### What to work on
The word "handle" marks the lines to copy; find all of them in the entries below.

### Material supplied

★ ★ ★ ★

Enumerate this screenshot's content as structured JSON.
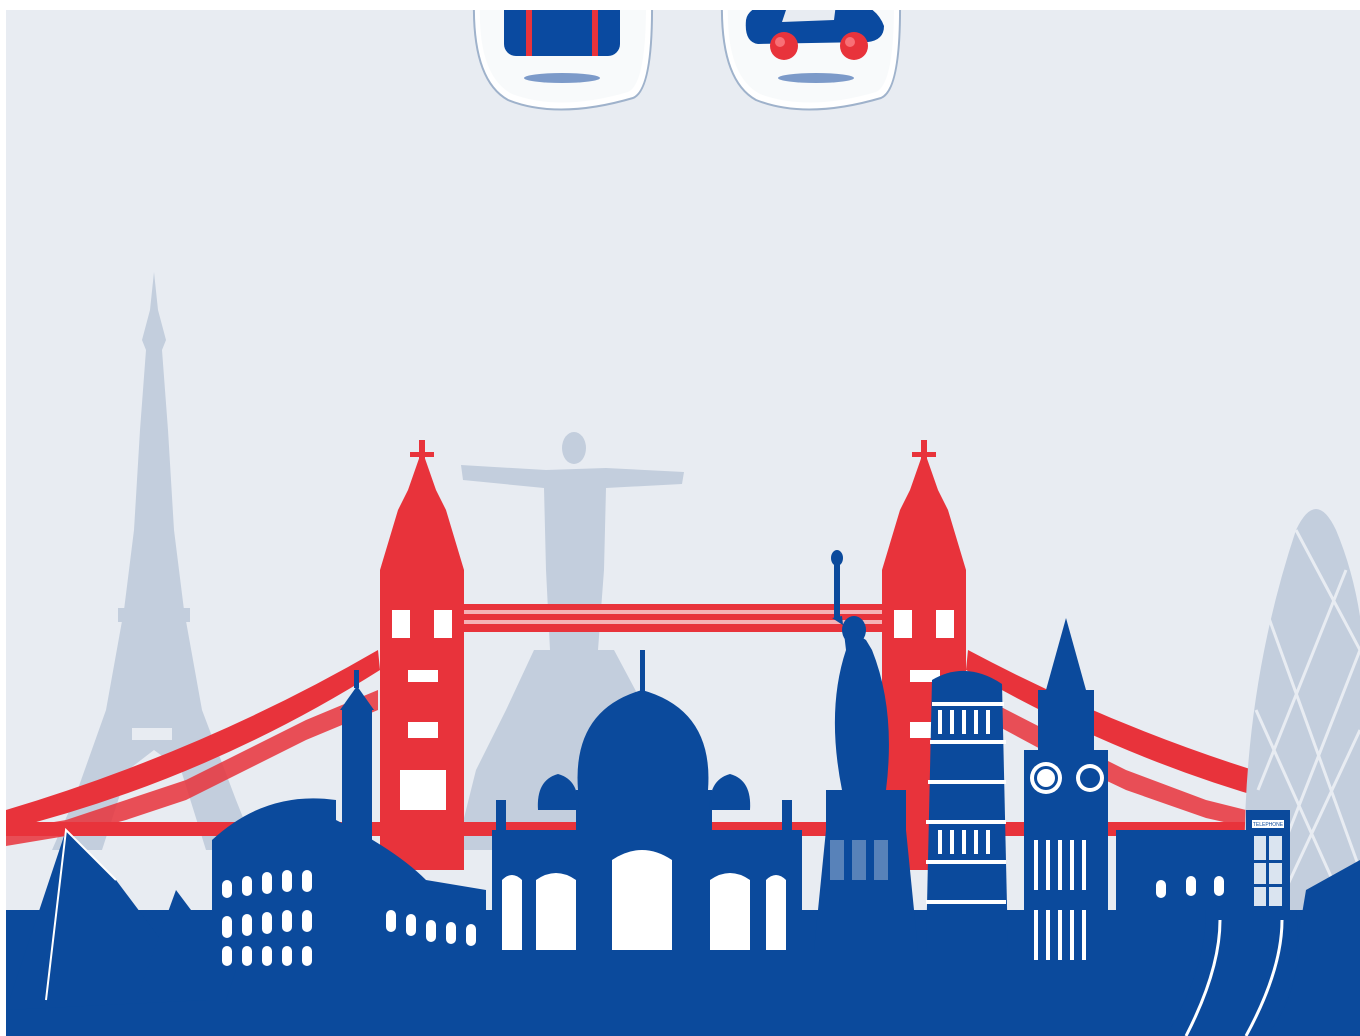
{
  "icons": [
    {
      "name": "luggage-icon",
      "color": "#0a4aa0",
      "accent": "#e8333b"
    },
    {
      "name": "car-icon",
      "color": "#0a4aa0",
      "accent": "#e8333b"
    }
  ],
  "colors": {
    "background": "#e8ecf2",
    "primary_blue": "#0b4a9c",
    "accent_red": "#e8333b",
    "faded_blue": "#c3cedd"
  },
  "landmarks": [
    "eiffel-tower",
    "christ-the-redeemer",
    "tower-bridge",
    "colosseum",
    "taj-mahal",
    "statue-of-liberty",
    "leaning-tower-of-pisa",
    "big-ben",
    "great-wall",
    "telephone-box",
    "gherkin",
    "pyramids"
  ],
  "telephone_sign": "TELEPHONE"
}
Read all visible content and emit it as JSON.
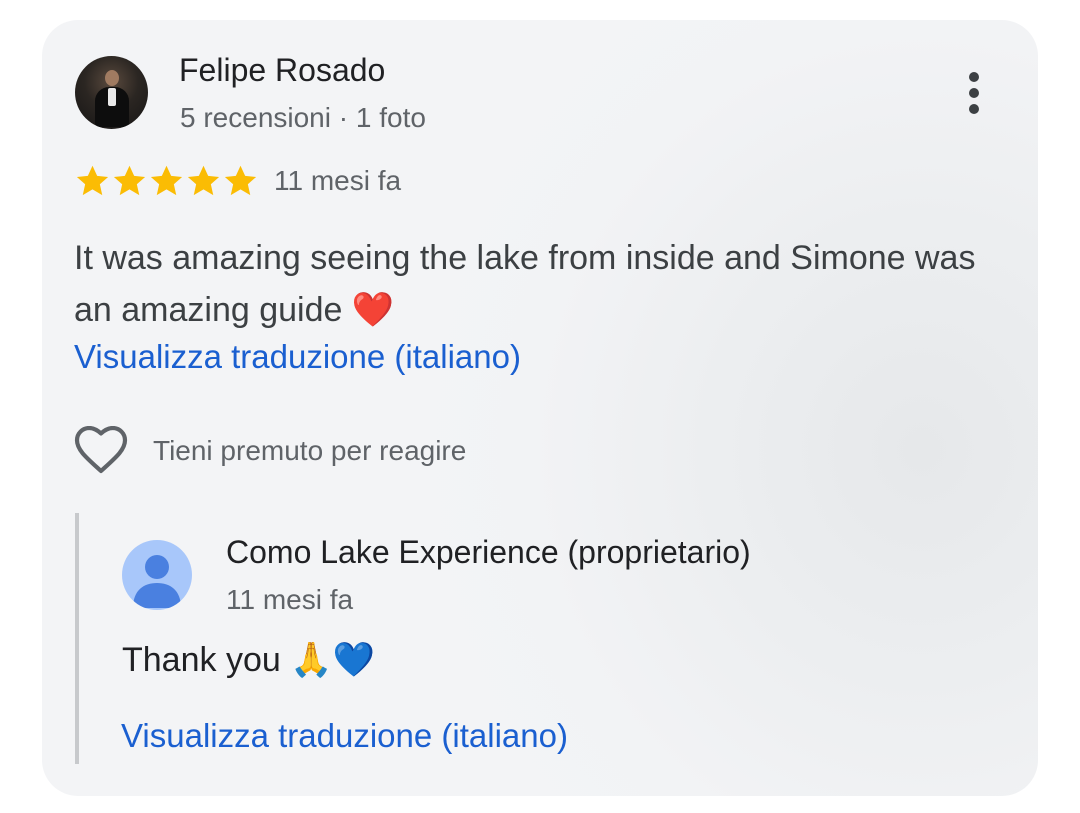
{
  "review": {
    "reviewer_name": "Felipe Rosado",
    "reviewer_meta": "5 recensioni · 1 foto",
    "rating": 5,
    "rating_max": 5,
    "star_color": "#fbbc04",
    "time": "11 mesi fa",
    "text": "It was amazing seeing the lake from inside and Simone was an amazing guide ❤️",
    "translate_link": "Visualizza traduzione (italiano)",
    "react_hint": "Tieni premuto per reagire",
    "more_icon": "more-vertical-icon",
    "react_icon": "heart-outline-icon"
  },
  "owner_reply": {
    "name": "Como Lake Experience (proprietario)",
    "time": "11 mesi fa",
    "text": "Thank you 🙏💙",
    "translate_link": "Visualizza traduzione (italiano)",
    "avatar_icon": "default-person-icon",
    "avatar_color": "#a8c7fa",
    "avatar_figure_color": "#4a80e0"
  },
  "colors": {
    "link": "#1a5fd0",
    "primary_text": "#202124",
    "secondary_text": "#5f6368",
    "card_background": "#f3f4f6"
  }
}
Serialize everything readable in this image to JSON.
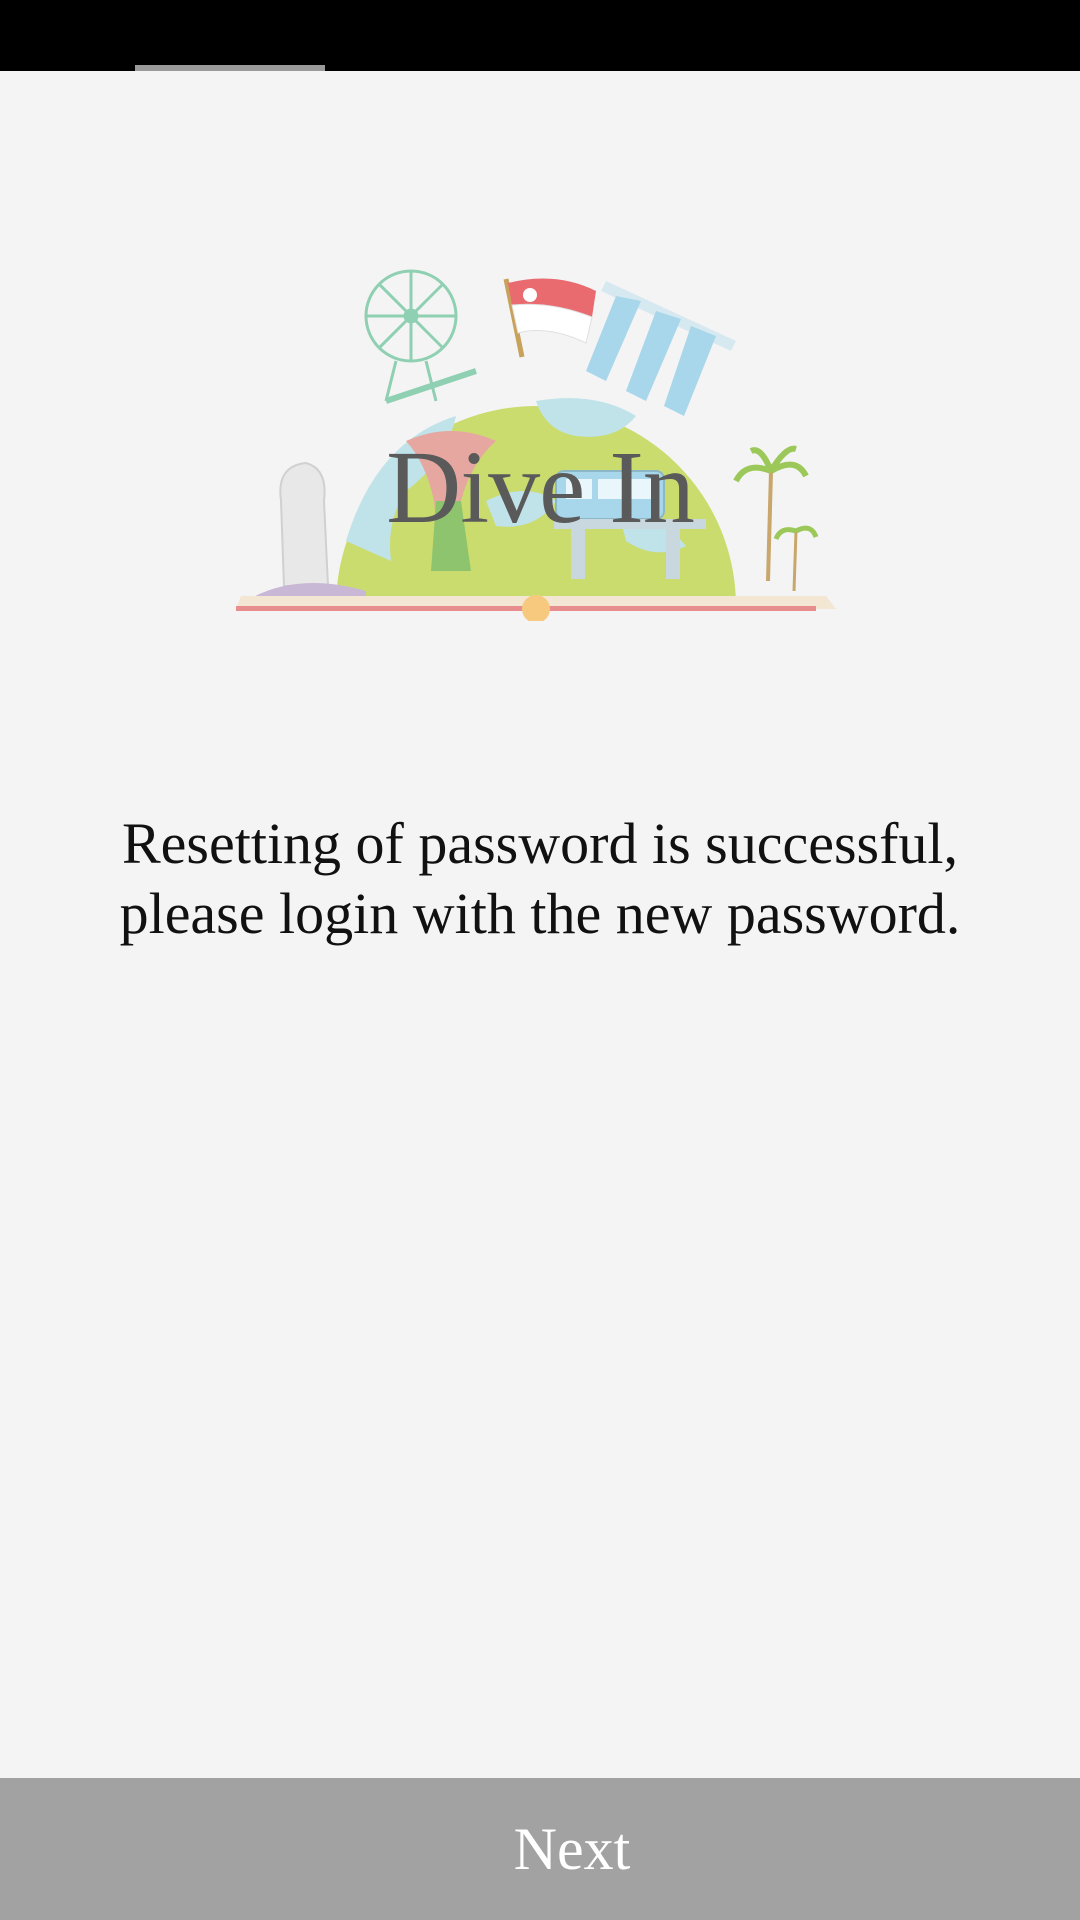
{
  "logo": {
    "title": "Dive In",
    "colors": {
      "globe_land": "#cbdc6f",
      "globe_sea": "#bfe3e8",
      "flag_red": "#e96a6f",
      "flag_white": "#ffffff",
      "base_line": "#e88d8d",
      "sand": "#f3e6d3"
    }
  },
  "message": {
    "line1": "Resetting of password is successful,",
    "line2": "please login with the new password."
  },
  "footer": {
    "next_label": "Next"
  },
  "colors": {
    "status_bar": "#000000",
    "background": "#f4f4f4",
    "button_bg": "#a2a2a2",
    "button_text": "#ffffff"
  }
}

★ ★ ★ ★

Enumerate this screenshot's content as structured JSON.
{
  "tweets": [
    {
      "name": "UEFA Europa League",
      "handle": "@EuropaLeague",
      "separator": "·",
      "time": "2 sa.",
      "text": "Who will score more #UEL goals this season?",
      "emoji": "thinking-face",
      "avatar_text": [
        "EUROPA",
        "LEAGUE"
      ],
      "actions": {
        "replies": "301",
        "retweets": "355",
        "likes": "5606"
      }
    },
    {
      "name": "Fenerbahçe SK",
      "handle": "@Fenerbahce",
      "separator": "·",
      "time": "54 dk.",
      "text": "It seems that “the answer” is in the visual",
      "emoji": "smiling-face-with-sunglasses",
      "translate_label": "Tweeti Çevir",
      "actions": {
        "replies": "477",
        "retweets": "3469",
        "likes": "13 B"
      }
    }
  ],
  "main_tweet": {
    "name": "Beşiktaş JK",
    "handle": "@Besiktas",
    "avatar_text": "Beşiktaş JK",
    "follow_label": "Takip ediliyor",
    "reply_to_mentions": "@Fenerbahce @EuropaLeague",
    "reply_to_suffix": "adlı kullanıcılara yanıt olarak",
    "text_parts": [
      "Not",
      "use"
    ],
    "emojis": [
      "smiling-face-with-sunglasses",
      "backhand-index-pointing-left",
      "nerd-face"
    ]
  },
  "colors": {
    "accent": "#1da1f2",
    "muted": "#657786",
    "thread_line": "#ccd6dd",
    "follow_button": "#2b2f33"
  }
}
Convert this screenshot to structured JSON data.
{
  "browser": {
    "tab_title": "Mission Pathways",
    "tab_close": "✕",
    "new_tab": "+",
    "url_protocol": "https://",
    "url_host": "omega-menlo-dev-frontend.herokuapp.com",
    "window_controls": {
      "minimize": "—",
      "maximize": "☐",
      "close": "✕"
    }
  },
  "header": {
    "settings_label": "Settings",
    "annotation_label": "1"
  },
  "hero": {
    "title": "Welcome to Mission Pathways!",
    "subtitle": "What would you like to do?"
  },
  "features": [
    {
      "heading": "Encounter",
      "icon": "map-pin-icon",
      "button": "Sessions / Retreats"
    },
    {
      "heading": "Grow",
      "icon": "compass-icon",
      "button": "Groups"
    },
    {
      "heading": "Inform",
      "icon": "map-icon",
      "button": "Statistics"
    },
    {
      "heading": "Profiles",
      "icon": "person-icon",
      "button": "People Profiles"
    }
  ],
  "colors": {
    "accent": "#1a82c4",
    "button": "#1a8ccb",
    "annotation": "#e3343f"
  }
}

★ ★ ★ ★

### Your response
      "handle": "@EuropaLeague",
      "handle": "@Fenerbahce",
    "handle": "@Besiktas",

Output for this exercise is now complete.